See everyone's happy


Visually the episode was usually pretty great looking with the occasional computer generated effect looking less than amazing.  Keep in mind that I watched this on my mother’s standard definition TV on Christmas day, so viewed on my own rig could change my opinion.  On the musical side of things, both Murray Gold and Katherine Jenkins (who sings as one would assume) are on the ball and deliver a great soundtrack, especially for a TV show.  Anything is good with the eleventh Doctor’s theme in tow, one of the best pieces of music in the show since its return.  Really my only complaint about this episode was the fact that it seemed somehow padded a bit despite the large amount of plot going on.  Not that it dragged or anything, but parts of it seemed almost slow.

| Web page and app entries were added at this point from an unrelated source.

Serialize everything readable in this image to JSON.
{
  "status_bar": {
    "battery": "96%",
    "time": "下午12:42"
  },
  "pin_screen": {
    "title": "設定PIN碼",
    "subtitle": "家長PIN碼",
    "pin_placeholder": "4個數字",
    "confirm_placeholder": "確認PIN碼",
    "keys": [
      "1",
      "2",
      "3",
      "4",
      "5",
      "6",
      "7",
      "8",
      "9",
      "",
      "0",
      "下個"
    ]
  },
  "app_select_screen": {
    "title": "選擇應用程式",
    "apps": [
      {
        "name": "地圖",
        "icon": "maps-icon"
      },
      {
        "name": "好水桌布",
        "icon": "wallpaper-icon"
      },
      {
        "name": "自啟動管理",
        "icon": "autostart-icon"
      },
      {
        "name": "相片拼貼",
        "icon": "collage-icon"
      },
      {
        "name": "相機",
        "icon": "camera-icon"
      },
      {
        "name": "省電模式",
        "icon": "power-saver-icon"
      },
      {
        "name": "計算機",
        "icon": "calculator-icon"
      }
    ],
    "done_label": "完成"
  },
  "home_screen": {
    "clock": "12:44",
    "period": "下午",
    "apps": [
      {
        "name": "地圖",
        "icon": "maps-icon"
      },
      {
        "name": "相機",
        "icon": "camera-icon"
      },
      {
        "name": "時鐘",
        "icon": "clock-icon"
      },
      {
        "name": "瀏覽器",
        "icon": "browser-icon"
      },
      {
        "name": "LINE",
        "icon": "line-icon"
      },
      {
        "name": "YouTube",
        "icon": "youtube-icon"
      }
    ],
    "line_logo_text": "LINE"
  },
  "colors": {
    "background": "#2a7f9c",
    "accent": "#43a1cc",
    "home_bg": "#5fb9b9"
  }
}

A Christmas Carol was not my favorite of these yearly Christmas specials (Voyage of the Damned still takes that honor) but it is probably my second favorite.  The great cast including Michael Gambon and Katherine Jenkins is top notch, as it the performances by the regular cast.  Matt Smith is growing to be one of my favorite Doctors ever, and his performance in this episode had to have been his strongest yet.  All in all, great Christmas TV, and I can’t wait for season six.


My rating 4.5 out of 5


Here is a season six trailer as a bonus!